*** Opening Supplied records ***

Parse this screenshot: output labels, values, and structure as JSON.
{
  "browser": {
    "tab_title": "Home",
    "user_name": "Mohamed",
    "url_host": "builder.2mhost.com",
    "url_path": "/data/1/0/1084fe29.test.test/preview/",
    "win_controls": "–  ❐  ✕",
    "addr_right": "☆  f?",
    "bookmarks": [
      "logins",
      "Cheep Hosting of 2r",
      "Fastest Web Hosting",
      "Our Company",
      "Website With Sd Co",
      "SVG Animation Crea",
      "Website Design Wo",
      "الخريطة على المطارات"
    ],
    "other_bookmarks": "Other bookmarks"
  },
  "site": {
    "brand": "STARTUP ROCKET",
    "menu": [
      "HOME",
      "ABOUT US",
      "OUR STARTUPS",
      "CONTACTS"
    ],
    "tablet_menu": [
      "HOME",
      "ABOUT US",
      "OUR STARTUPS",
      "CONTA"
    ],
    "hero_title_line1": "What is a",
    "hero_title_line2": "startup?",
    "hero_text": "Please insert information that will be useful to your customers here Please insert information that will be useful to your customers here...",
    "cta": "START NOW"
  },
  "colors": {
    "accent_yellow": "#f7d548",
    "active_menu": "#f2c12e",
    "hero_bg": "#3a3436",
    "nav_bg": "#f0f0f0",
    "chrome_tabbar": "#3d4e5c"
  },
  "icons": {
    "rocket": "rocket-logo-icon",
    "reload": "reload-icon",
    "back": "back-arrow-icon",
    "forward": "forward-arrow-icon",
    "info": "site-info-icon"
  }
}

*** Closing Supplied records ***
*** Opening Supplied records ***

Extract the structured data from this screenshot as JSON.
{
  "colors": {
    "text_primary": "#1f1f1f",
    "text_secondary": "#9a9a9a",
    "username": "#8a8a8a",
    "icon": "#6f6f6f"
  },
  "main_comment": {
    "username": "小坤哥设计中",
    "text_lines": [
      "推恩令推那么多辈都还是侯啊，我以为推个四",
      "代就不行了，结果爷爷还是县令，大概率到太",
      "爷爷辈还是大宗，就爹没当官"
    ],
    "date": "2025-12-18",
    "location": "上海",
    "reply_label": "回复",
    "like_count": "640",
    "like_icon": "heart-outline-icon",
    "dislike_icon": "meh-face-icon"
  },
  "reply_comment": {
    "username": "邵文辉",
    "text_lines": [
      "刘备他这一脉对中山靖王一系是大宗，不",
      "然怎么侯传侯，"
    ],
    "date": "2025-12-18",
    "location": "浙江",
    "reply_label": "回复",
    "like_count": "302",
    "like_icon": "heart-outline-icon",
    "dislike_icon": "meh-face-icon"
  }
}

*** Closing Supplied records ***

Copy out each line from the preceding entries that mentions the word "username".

    "username": "#8a8a8a",
    "username": "小坤哥设计中",
    "username": "邵文辉",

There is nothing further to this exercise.